Remember the quip that if you’re young and not liberal you don’t have a heart; or, conversely, if you’re old and not conservative you don’t have a brain.
Could there be a more confounding validation of this age-old perspective than the across-generational appeal of Bernie Sanders? It’s as though researchers decided to use a statistical outlier to prove their hypothesis.
A USA Today article on February 8 began: “Sen. Bernie Sanders has already shown he’s a hit with young voters, but the 74-year-old Vermont independent will have to work to win over his contemporaries.”
In Iowa Sanders earned the support of a remarkable 84 percent of voters 17 to 29 years old. The more conservative and establishment Clinton, on the other hand, bested Sanders by 69 percent to 26 percent among voters 65 and older.
Clinton’s spin machine is quick to exploit polls and anecdotal comments of older voters who think that while Sanders’ populist promises are good ideas, they’re not achievable.
Yet, it’s not as though today’s older adults are unfamiliar with progressive ideologies. Decades ago many supported the candidacies of RFK, George McGovern and Eugene McCarthy. Nowadays, however, this cohort leans toward pragmatism rather than idealism. The change of heart could be attributed to life experience and accrued wisdom, or perhaps just impatience and intolerance with pie-in-the-sky promises.
Sanders expects his early primary successes will help establish him a serious alternative, with a “much bigger target universe in terms of voters,” said Tad Devine, his senior media advisor. “We think seniors are going to be a big part of that.”

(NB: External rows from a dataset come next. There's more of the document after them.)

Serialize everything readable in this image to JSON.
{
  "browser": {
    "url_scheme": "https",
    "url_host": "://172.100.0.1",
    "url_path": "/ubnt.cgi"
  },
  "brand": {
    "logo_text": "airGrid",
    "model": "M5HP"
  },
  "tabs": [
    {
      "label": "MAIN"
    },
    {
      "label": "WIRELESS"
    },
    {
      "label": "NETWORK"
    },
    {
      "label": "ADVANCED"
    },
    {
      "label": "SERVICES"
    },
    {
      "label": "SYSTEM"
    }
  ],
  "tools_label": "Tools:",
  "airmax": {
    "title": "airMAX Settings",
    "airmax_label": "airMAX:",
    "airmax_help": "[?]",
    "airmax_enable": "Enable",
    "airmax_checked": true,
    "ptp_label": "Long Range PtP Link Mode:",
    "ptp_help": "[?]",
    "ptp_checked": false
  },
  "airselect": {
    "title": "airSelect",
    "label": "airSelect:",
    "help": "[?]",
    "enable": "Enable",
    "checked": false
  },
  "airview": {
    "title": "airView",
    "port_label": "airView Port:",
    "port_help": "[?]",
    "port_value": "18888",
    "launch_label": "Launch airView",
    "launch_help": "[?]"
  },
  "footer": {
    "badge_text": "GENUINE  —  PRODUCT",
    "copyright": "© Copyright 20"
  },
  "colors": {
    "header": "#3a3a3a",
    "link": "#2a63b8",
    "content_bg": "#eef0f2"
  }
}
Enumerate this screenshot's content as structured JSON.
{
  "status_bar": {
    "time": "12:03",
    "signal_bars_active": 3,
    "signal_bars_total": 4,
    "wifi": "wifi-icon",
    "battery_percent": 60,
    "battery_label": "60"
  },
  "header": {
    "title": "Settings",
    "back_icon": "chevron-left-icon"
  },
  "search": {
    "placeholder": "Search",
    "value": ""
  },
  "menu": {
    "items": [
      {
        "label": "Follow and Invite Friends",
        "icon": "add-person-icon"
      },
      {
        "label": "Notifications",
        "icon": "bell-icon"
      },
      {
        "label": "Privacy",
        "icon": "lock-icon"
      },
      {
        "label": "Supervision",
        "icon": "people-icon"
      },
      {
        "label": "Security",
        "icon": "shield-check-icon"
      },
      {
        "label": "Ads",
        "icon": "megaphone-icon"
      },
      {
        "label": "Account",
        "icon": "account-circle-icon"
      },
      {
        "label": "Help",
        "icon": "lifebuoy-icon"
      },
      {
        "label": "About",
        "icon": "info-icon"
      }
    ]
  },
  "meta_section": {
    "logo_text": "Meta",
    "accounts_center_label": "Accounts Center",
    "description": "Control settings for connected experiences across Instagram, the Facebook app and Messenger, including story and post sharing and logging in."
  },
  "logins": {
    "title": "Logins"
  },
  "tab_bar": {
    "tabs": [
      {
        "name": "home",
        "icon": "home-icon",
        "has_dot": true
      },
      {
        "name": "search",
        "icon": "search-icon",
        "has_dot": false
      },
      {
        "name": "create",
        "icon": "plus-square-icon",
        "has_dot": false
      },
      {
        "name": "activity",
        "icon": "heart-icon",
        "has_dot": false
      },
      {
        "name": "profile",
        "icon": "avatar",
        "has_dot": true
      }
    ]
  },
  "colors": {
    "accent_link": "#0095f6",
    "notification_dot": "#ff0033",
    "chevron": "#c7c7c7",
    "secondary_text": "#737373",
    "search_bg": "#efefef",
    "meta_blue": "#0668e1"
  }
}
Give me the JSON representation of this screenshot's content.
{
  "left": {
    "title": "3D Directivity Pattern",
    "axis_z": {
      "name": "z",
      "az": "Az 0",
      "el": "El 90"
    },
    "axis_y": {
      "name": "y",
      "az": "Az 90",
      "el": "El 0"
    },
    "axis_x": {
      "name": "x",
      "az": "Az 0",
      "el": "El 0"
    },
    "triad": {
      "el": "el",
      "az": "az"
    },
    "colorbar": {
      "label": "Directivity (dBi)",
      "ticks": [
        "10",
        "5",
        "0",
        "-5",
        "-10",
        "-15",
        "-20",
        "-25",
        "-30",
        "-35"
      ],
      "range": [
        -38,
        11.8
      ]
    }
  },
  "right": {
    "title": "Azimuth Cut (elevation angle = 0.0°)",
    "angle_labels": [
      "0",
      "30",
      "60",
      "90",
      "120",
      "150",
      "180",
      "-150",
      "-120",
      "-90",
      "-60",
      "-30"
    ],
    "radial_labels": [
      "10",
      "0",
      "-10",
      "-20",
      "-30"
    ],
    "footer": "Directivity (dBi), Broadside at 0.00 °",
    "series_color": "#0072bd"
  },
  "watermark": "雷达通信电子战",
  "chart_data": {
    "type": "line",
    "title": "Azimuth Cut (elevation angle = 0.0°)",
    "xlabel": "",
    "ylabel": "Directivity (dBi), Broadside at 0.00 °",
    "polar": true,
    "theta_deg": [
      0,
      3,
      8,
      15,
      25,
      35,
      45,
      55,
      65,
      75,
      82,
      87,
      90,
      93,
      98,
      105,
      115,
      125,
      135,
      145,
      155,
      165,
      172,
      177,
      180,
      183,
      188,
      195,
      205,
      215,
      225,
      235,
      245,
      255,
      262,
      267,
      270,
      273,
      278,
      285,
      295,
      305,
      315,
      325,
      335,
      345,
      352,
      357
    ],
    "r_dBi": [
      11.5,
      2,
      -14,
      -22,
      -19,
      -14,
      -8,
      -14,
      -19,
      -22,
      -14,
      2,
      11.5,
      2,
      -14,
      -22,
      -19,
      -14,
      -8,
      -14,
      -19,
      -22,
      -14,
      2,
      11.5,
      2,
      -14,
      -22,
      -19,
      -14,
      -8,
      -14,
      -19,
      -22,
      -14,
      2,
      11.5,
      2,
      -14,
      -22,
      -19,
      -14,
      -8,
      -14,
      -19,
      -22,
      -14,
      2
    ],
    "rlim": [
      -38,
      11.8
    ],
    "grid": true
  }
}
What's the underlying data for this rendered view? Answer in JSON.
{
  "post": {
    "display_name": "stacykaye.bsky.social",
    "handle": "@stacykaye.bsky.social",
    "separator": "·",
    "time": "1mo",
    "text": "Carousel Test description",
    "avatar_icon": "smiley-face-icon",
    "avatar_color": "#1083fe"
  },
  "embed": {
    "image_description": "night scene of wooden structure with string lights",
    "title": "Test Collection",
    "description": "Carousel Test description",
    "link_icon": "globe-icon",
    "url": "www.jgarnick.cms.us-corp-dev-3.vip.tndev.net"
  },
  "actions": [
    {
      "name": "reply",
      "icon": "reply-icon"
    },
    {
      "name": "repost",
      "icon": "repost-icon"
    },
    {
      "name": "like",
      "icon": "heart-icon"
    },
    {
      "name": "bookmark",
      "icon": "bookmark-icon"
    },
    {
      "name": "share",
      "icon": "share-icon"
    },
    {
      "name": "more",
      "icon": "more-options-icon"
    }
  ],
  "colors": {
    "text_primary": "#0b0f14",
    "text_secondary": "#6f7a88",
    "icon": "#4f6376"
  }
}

Sanders defends his voting record on Medicare and Social Security and says he’s “going to focus on senior issues.” In spite of these positions, skeptical older adults might see him as a wolf in sheep’s clothing. After all, Justin Bieber could croon like Frank Sinatra all day long, but don’t expect anyone over 65, with a brain, to buy his shtick.